Whatever their feelings on the government's approach to cancer services, the experts agree more cash and manpower are needed - fast. Thelma Agnew reports

So just how bad are the NHS's cancer services? The Department of Health's 'baseline audit figures' for 1997, made public last week, revealed appalling waiting times for treatment across a wide range of diseases. Even cancer specialists were taken aback by the 10-month waiting time for prostate cancer, and the fourand-a-half-month gap between diagnosis and treatment endured by 'non-urgent'bowel cancer patients.

Anyone assuming that things can only have improved should brace themselves for a further shock: according to some leading cancer experts the situation has not got better, and may even have worsened.

'There has been no change whatsoever, ' insists Professor Gordon McVie, director general of the Cancer Research Campaign.

'I don't see why it should have changed - there are no more doctors, no more nurses, the extra money for machines hasn't appeared until now, and most of the machines won't be in place until the end of this year. '

The experts can be divided into those who are impressed by the government's attempt to tackle decades of under-investment and neglect; and those who want much more - faster.

Professor McVie is in the second camp. For starters, he says the government's focus on the first outpatient appointment (from April all cancers will be covered by a two-week waiting time guarantee) is misdirected: 'That's the least of it. Once they have the diagnosis and then have to wait six months for treatment - well, that is seriously stressful.

'Blair and co are saying: 'Stop bleating, you can't build Rome in a day. ' If it takes five years, in that time half a million more people will have died. '

Professor McVie is confident that a huge funding boost - 'half a billion pounds should be spent now'- would go a long way to solving the nursing shortage, and it could also be used to recruit specialists from Europe.

Leading oncologist Professor David Kerr, one of the expert team at Birmingham University's health services management centre, which conducted the 1997 audit for the DoH, believes cancer services have improved.

Professor Karol Sikora's claim on Panorama last week that last year's Downing Street cancer summit was nothing but hype infuriated him: 'I thought that was nonsense - bullshit.

It was a very positive meeting.

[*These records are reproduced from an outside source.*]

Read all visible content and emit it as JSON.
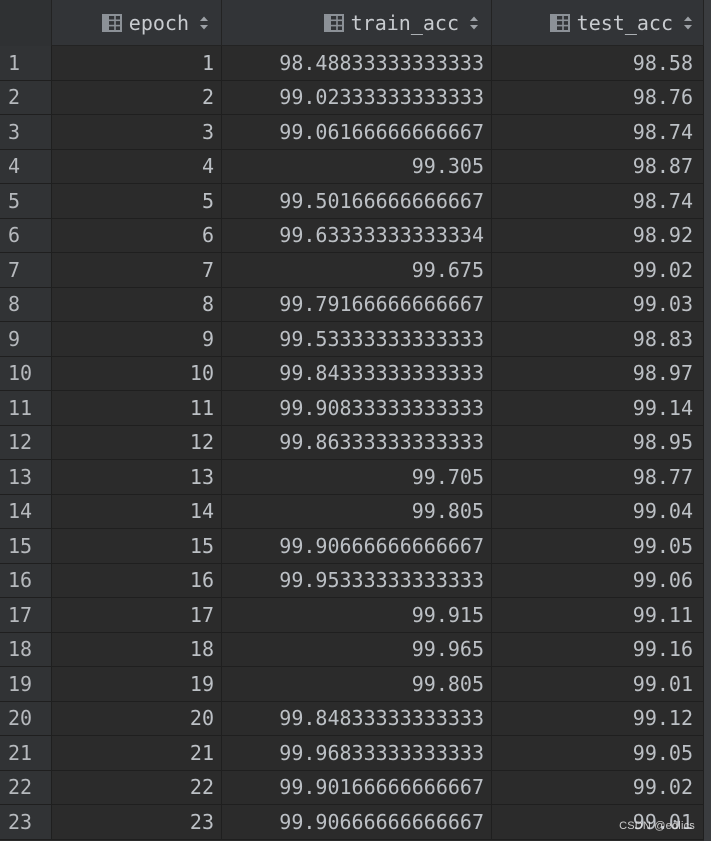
{
  "columns": [
    {
      "label": "epoch",
      "icon": "table-column-icon",
      "sort_icon": "sort-icon"
    },
    {
      "label": "train_acc",
      "icon": "table-column-icon",
      "sort_icon": "sort-icon"
    },
    {
      "label": "test_acc",
      "icon": "table-column-icon",
      "sort_icon": "sort-icon"
    }
  ],
  "rows": [
    {
      "n": "1",
      "epoch": "1",
      "train_acc": "98.48833333333333",
      "test_acc": "98.58"
    },
    {
      "n": "2",
      "epoch": "2",
      "train_acc": "99.02333333333333",
      "test_acc": "98.76"
    },
    {
      "n": "3",
      "epoch": "3",
      "train_acc": "99.06166666666667",
      "test_acc": "98.74"
    },
    {
      "n": "4",
      "epoch": "4",
      "train_acc": "99.305",
      "test_acc": "98.87"
    },
    {
      "n": "5",
      "epoch": "5",
      "train_acc": "99.50166666666667",
      "test_acc": "98.74"
    },
    {
      "n": "6",
      "epoch": "6",
      "train_acc": "99.63333333333334",
      "test_acc": "98.92"
    },
    {
      "n": "7",
      "epoch": "7",
      "train_acc": "99.675",
      "test_acc": "99.02"
    },
    {
      "n": "8",
      "epoch": "8",
      "train_acc": "99.79166666666667",
      "test_acc": "99.03"
    },
    {
      "n": "9",
      "epoch": "9",
      "train_acc": "99.53333333333333",
      "test_acc": "98.83"
    },
    {
      "n": "10",
      "epoch": "10",
      "train_acc": "99.84333333333333",
      "test_acc": "98.97"
    },
    {
      "n": "11",
      "epoch": "11",
      "train_acc": "99.90833333333333",
      "test_acc": "99.14"
    },
    {
      "n": "12",
      "epoch": "12",
      "train_acc": "99.86333333333333",
      "test_acc": "98.95"
    },
    {
      "n": "13",
      "epoch": "13",
      "train_acc": "99.705",
      "test_acc": "98.77"
    },
    {
      "n": "14",
      "epoch": "14",
      "train_acc": "99.805",
      "test_acc": "99.04"
    },
    {
      "n": "15",
      "epoch": "15",
      "train_acc": "99.90666666666667",
      "test_acc": "99.05"
    },
    {
      "n": "16",
      "epoch": "16",
      "train_acc": "99.95333333333333",
      "test_acc": "99.06"
    },
    {
      "n": "17",
      "epoch": "17",
      "train_acc": "99.915",
      "test_acc": "99.11"
    },
    {
      "n": "18",
      "epoch": "18",
      "train_acc": "99.965",
      "test_acc": "99.16"
    },
    {
      "n": "19",
      "epoch": "19",
      "train_acc": "99.805",
      "test_acc": "99.01"
    },
    {
      "n": "20",
      "epoch": "20",
      "train_acc": "99.84833333333333",
      "test_acc": "99.12"
    },
    {
      "n": "21",
      "epoch": "21",
      "train_acc": "99.96833333333333",
      "test_acc": "99.05"
    },
    {
      "n": "22",
      "epoch": "22",
      "train_acc": "99.90166666666667",
      "test_acc": "99.02"
    },
    {
      "n": "23",
      "epoch": "23",
      "train_acc": "99.90666666666667",
      "test_acc": "99.01"
    }
  ],
  "watermark": "CSDN @edlics",
  "colors": {
    "background": "#2b2b2b",
    "header": "#323437",
    "gutter": "#313335",
    "text": "#bcc0c5",
    "icon": "#8c9197"
  }
}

Tony Blair was there for two hours (not the half-hour claimed by Professor Sikora), and things did move on afterwards. '

Professor Kerr is also sympathetic to the government's argument that some problems can be resolved by better organisation and modernisation.

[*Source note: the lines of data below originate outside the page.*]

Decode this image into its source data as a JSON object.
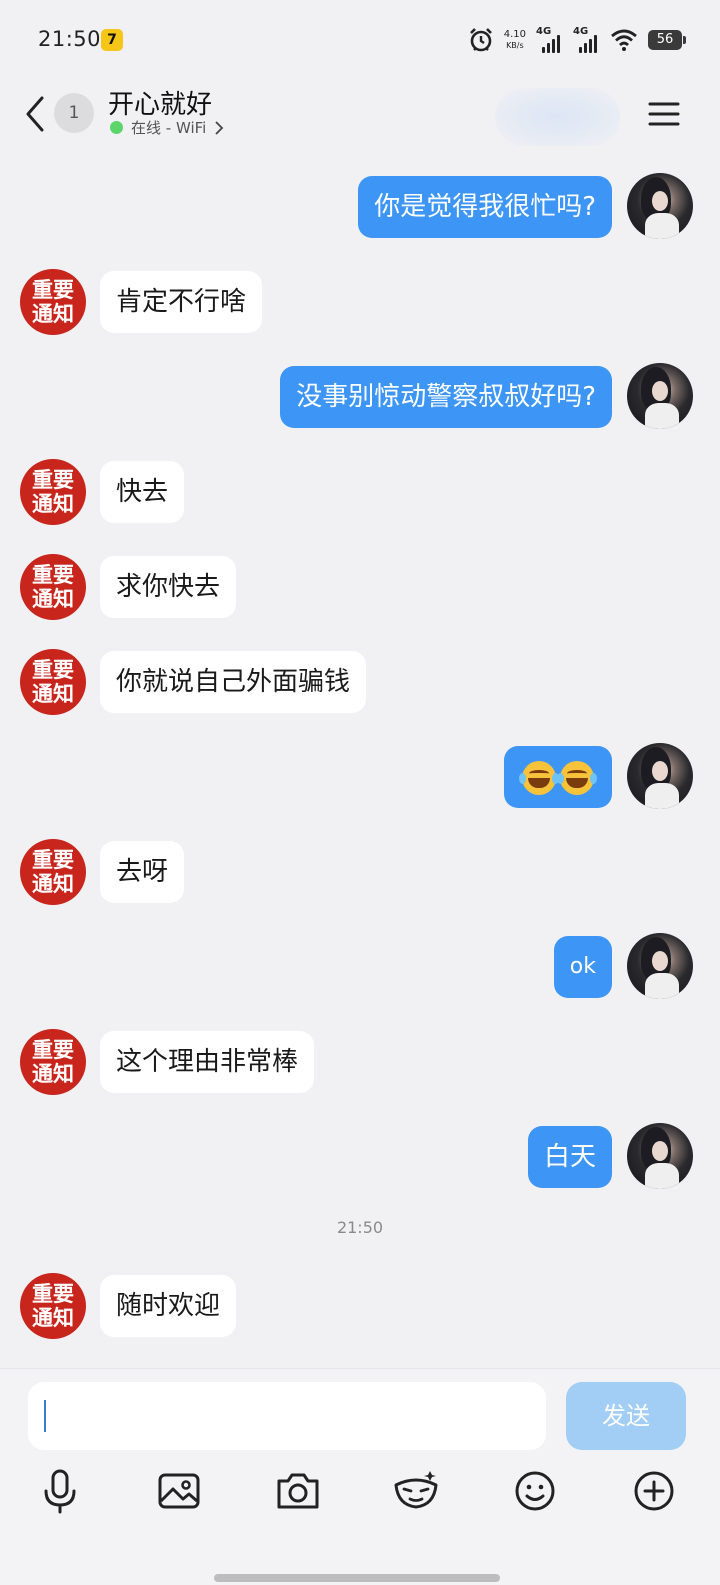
{
  "status_bar": {
    "time": "21:50",
    "app_badge": "7",
    "net_speed_value": "4.10",
    "net_speed_unit": "KB/s",
    "signal1_label": "4G",
    "signal2_label": "4G",
    "battery": "56"
  },
  "header": {
    "unread_count": "1",
    "contact_name": "开心就好",
    "status_text": "在线 - WiFi"
  },
  "avatar_in_text": [
    "重要",
    "通知"
  ],
  "messages": [
    {
      "dir": "out",
      "text": "你是觉得我很忙吗?"
    },
    {
      "dir": "in",
      "text": "肯定不行啥"
    },
    {
      "dir": "out",
      "text": "没事别惊动警察叔叔好吗?"
    },
    {
      "dir": "in",
      "text": "快去"
    },
    {
      "dir": "in",
      "text": "求你快去"
    },
    {
      "dir": "in",
      "text": "你就说自己外面骗钱"
    },
    {
      "dir": "out",
      "emoji": "tears-of-joy-emoji x2"
    },
    {
      "dir": "in",
      "text": "去呀"
    },
    {
      "dir": "out",
      "text": "ok"
    },
    {
      "dir": "in",
      "text": "这个理由非常棒"
    },
    {
      "dir": "out",
      "text": "白天"
    },
    {
      "dir": "in",
      "text": "随时欢迎"
    }
  ],
  "time_separator": "21:50",
  "input": {
    "value": "",
    "send_label": "发送"
  },
  "toolbar": [
    "microphone-icon",
    "image-icon",
    "camera-icon",
    "sticker-icon",
    "emoji-icon",
    "plus-icon"
  ],
  "colors": {
    "outgoing_bubble": "#3d96f6",
    "incoming_bubble": "#ffffff",
    "background": "#f1f1f4",
    "avatar_badge": "#c8251d",
    "send_disabled": "#a2cdf5",
    "online": "#5bd56b"
  }
}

When he discovered that some patients were taking seven weeks to reach his clinic, he set about changing the referral process. 'There were 27 steps to get the patient to my clinic. We have now got that down to two steps and 10 days. '

Detailed work on designs to keep delays out of the system is now under way through the DoH's cancer services collaborative scheme, which Professor Kerr chairs. 'We have£6m and 47 projects throughout England. We are doing a lot of work on the ground looking at the cancer pathways from GP referral.

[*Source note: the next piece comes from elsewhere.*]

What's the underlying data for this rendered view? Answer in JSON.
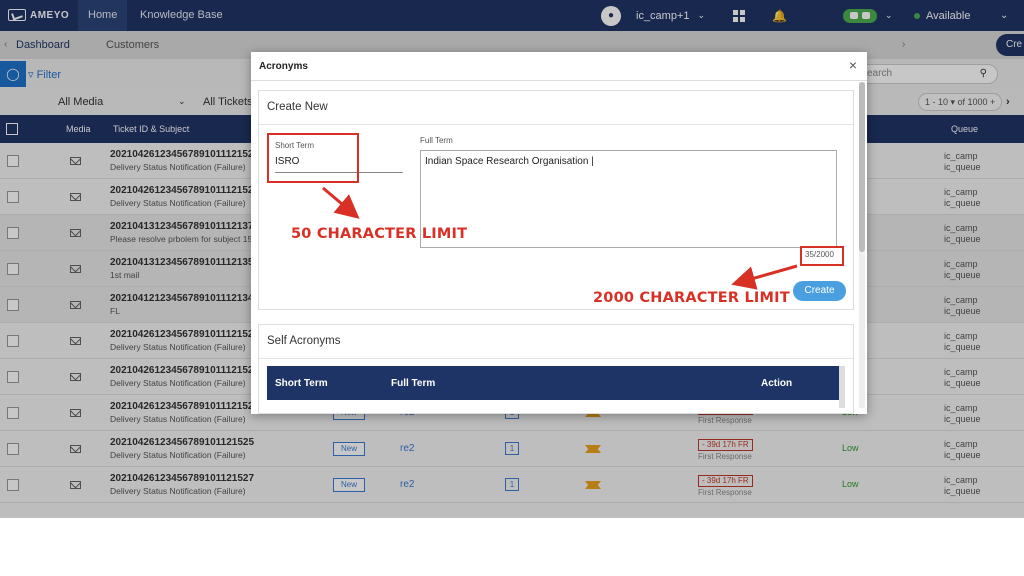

We are establishing where the bottlenecks are. '

The remedies include simple changes like family doctors emailing or faxing referral letters instead of using the post.

Dr Jim Shaw, director of research and development at the Clatterbridge Centre for Oncology trust, has seen improvements since 1997. But he wishes the foundations had been laid before targets were set and expectations raised.

'Radiotherapy is a major problem - we are running at 10 per cent staff shortages and there are national vacancies.

'In order to attack the delay in getting patients on to treatment, we need to make sure we have enough staffed machine hours. It would have been n ice to have had that in p lace b e fore we tried to push people through the system. '

More 'freedom' and flexibility in funding allocation would also help doctors and managers who have to cope with different budgets for each separate part of the service.

There are high hopes that cancer 'czar' Professor Mike Richards - flanked by the National Institute for Clinical Excellence and the Commission for Health Improvement - will provide a long- overdue coherence to oncology services.

Dr Robert Glynn-Jones, Macmillan lead clinician for gastrointestinal cancer at Mount Vernon Hospital, is optimistic that after years of 'lurching from crisis to crisis' a 'national perspective' on the disease is on its way.

'Things here have got worse since 1997 in terms of waiting times for radiotherapy and chemotherapy. But the government is grasping the nettle. It is prioritising cancer. '

His fear is that the current 'very real investment' in services, particularly equipment, will be entirely consumed by rising demand.

It is also clear that the services can't just process more patients; they have to get better at what they do. For this qualitative leap forward to take place, the government needs to make better use of clinicians' goodwill, argues Dr Michael Pearson, director of the clinical effectiveness and evaluation unit at the Royal College of Physicians of London. 'If the government works through the royal colleges they will get rewards back (instead of blame for everything that is wrong) and they will see effective action. '

The RCP is keen to target lung cancer with a national data collection programme which will enable units to compare their performances.

Dr Pearson doesn't see a slow start as a reason to despair. 'The initiatives under the Calman-Hine framework are just beginning to get going, and in most regions there is very active planning to reorganise services. Things are beginning to happen. '

If there is no discernible progress for this year or next, then the accusation that the government, and the health service, is failing cancer patients will be hard to ignore .

Dr Pearson and his fellow optimists had better be right.